#### Try it:
Keep only the lines that hold the string "JSON", filtering out the rest of the entries below.

--- Data listing Enclosed Below ---

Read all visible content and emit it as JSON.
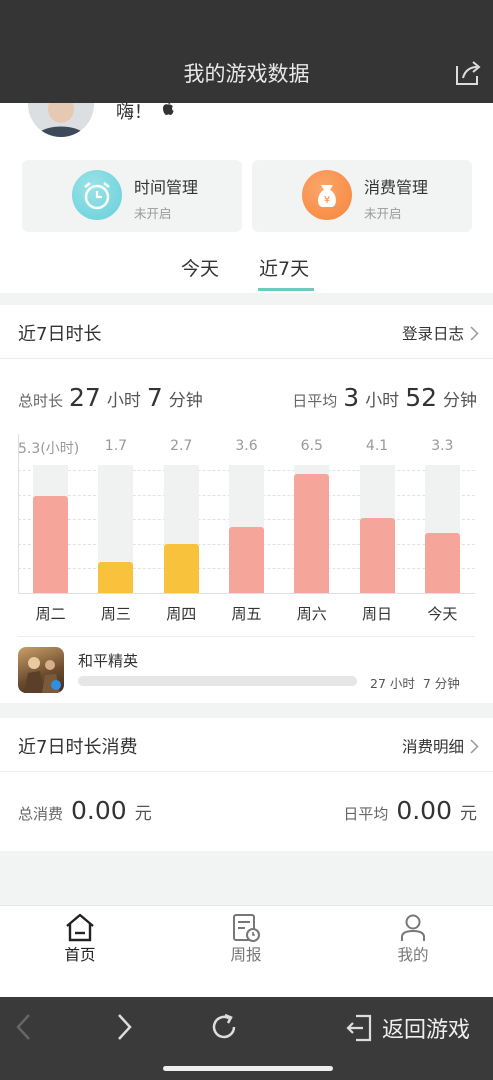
{
  "header": {
    "title": "我的游戏数据",
    "share_icon": "share-icon"
  },
  "profile": {
    "greeting": "嗨！"
  },
  "cards": [
    {
      "title": "时间管理",
      "status": "未开启",
      "icon": "alarm-clock-icon",
      "color": "#66cfd8"
    },
    {
      "title": "消费管理",
      "status": "未开启",
      "icon": "money-bag-icon",
      "color": "#f7853a"
    }
  ],
  "tabs": [
    {
      "label": "今天"
    },
    {
      "label": "近7天"
    }
  ],
  "duration": {
    "title": "近7日时长",
    "link": "登录日志",
    "total_label": "总时长",
    "total_hours": "27",
    "hours_unit": "小时",
    "total_minutes": "7",
    "minutes_unit": "分钟",
    "avg_label": "日平均",
    "avg_hours": "3",
    "avg_minutes": "52"
  },
  "chart_data": {
    "type": "bar",
    "categories": [
      "周二",
      "周三",
      "周四",
      "周五",
      "周六",
      "周日",
      "今天"
    ],
    "values": [
      5.3,
      1.7,
      2.7,
      3.6,
      6.5,
      4.1,
      3.3
    ],
    "value_labels": [
      "5.3(小时)",
      "1.7",
      "2.7",
      "3.6",
      "6.5",
      "4.1",
      "3.3"
    ],
    "ylim": [
      0,
      7
    ],
    "colors": [
      "#f6a59b",
      "#f8c23c",
      "#f8c23c",
      "#f6a59b",
      "#f6a59b",
      "#f6a59b",
      "#f6a59b"
    ],
    "grid": true
  },
  "game": {
    "name": "和平精英",
    "time": "27 小时  7 分钟",
    "progress": 1.0
  },
  "spend": {
    "title": "近7日时长消费",
    "link": "消费明细",
    "total_label": "总消费",
    "total_value": "0.00",
    "unit": "元",
    "avg_label": "日平均",
    "avg_value": "0.00"
  },
  "bottom_nav": [
    {
      "label": "首页",
      "icon": "home-icon",
      "active": true
    },
    {
      "label": "周报",
      "icon": "report-icon",
      "active": false
    },
    {
      "label": "我的",
      "icon": "profile-icon",
      "active": false
    }
  ],
  "browser": {
    "return_label": "返回游戏"
  }
}
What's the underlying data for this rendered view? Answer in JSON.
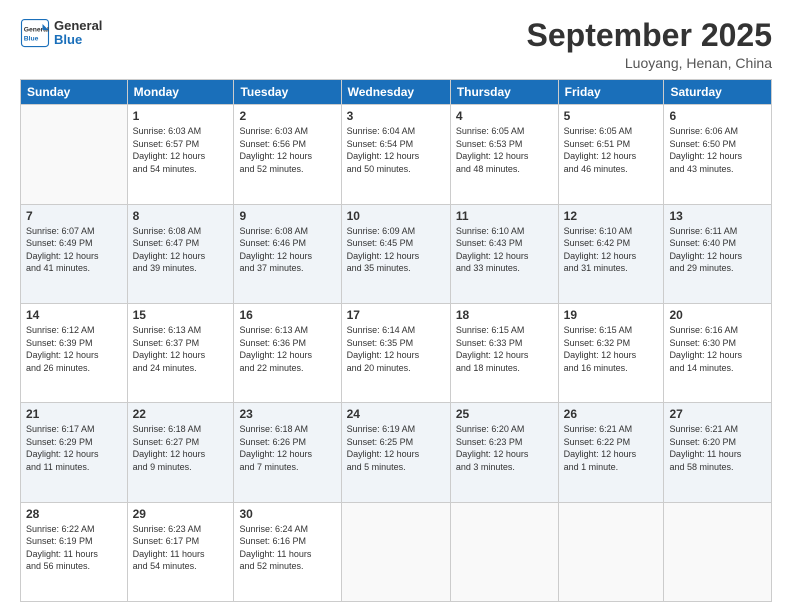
{
  "header": {
    "logo_general": "General",
    "logo_blue": "Blue",
    "month_title": "September 2025",
    "location": "Luoyang, Henan, China"
  },
  "days_of_week": [
    "Sunday",
    "Monday",
    "Tuesday",
    "Wednesday",
    "Thursday",
    "Friday",
    "Saturday"
  ],
  "weeks": [
    [
      {
        "day": "",
        "info": ""
      },
      {
        "day": "1",
        "info": "Sunrise: 6:03 AM\nSunset: 6:57 PM\nDaylight: 12 hours\nand 54 minutes."
      },
      {
        "day": "2",
        "info": "Sunrise: 6:03 AM\nSunset: 6:56 PM\nDaylight: 12 hours\nand 52 minutes."
      },
      {
        "day": "3",
        "info": "Sunrise: 6:04 AM\nSunset: 6:54 PM\nDaylight: 12 hours\nand 50 minutes."
      },
      {
        "day": "4",
        "info": "Sunrise: 6:05 AM\nSunset: 6:53 PM\nDaylight: 12 hours\nand 48 minutes."
      },
      {
        "day": "5",
        "info": "Sunrise: 6:05 AM\nSunset: 6:51 PM\nDaylight: 12 hours\nand 46 minutes."
      },
      {
        "day": "6",
        "info": "Sunrise: 6:06 AM\nSunset: 6:50 PM\nDaylight: 12 hours\nand 43 minutes."
      }
    ],
    [
      {
        "day": "7",
        "info": "Sunrise: 6:07 AM\nSunset: 6:49 PM\nDaylight: 12 hours\nand 41 minutes."
      },
      {
        "day": "8",
        "info": "Sunrise: 6:08 AM\nSunset: 6:47 PM\nDaylight: 12 hours\nand 39 minutes."
      },
      {
        "day": "9",
        "info": "Sunrise: 6:08 AM\nSunset: 6:46 PM\nDaylight: 12 hours\nand 37 minutes."
      },
      {
        "day": "10",
        "info": "Sunrise: 6:09 AM\nSunset: 6:45 PM\nDaylight: 12 hours\nand 35 minutes."
      },
      {
        "day": "11",
        "info": "Sunrise: 6:10 AM\nSunset: 6:43 PM\nDaylight: 12 hours\nand 33 minutes."
      },
      {
        "day": "12",
        "info": "Sunrise: 6:10 AM\nSunset: 6:42 PM\nDaylight: 12 hours\nand 31 minutes."
      },
      {
        "day": "13",
        "info": "Sunrise: 6:11 AM\nSunset: 6:40 PM\nDaylight: 12 hours\nand 29 minutes."
      }
    ],
    [
      {
        "day": "14",
        "info": "Sunrise: 6:12 AM\nSunset: 6:39 PM\nDaylight: 12 hours\nand 26 minutes."
      },
      {
        "day": "15",
        "info": "Sunrise: 6:13 AM\nSunset: 6:37 PM\nDaylight: 12 hours\nand 24 minutes."
      },
      {
        "day": "16",
        "info": "Sunrise: 6:13 AM\nSunset: 6:36 PM\nDaylight: 12 hours\nand 22 minutes."
      },
      {
        "day": "17",
        "info": "Sunrise: 6:14 AM\nSunset: 6:35 PM\nDaylight: 12 hours\nand 20 minutes."
      },
      {
        "day": "18",
        "info": "Sunrise: 6:15 AM\nSunset: 6:33 PM\nDaylight: 12 hours\nand 18 minutes."
      },
      {
        "day": "19",
        "info": "Sunrise: 6:15 AM\nSunset: 6:32 PM\nDaylight: 12 hours\nand 16 minutes."
      },
      {
        "day": "20",
        "info": "Sunrise: 6:16 AM\nSunset: 6:30 PM\nDaylight: 12 hours\nand 14 minutes."
      }
    ],
    [
      {
        "day": "21",
        "info": "Sunrise: 6:17 AM\nSunset: 6:29 PM\nDaylight: 12 hours\nand 11 minutes."
      },
      {
        "day": "22",
        "info": "Sunrise: 6:18 AM\nSunset: 6:27 PM\nDaylight: 12 hours\nand 9 minutes."
      },
      {
        "day": "23",
        "info": "Sunrise: 6:18 AM\nSunset: 6:26 PM\nDaylight: 12 hours\nand 7 minutes."
      },
      {
        "day": "24",
        "info": "Sunrise: 6:19 AM\nSunset: 6:25 PM\nDaylight: 12 hours\nand 5 minutes."
      },
      {
        "day": "25",
        "info": "Sunrise: 6:20 AM\nSunset: 6:23 PM\nDaylight: 12 hours\nand 3 minutes."
      },
      {
        "day": "26",
        "info": "Sunrise: 6:21 AM\nSunset: 6:22 PM\nDaylight: 12 hours\nand 1 minute."
      },
      {
        "day": "27",
        "info": "Sunrise: 6:21 AM\nSunset: 6:20 PM\nDaylight: 11 hours\nand 58 minutes."
      }
    ],
    [
      {
        "day": "28",
        "info": "Sunrise: 6:22 AM\nSunset: 6:19 PM\nDaylight: 11 hours\nand 56 minutes."
      },
      {
        "day": "29",
        "info": "Sunrise: 6:23 AM\nSunset: 6:17 PM\nDaylight: 11 hours\nand 54 minutes."
      },
      {
        "day": "30",
        "info": "Sunrise: 6:24 AM\nSunset: 6:16 PM\nDaylight: 11 hours\nand 52 minutes."
      },
      {
        "day": "",
        "info": ""
      },
      {
        "day": "",
        "info": ""
      },
      {
        "day": "",
        "info": ""
      },
      {
        "day": "",
        "info": ""
      }
    ]
  ]
}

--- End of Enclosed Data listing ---

#### Response for this exercise:
Read all visible content and emit it as JSON.
What's the underlying data for this rendered view? Answer in JSON.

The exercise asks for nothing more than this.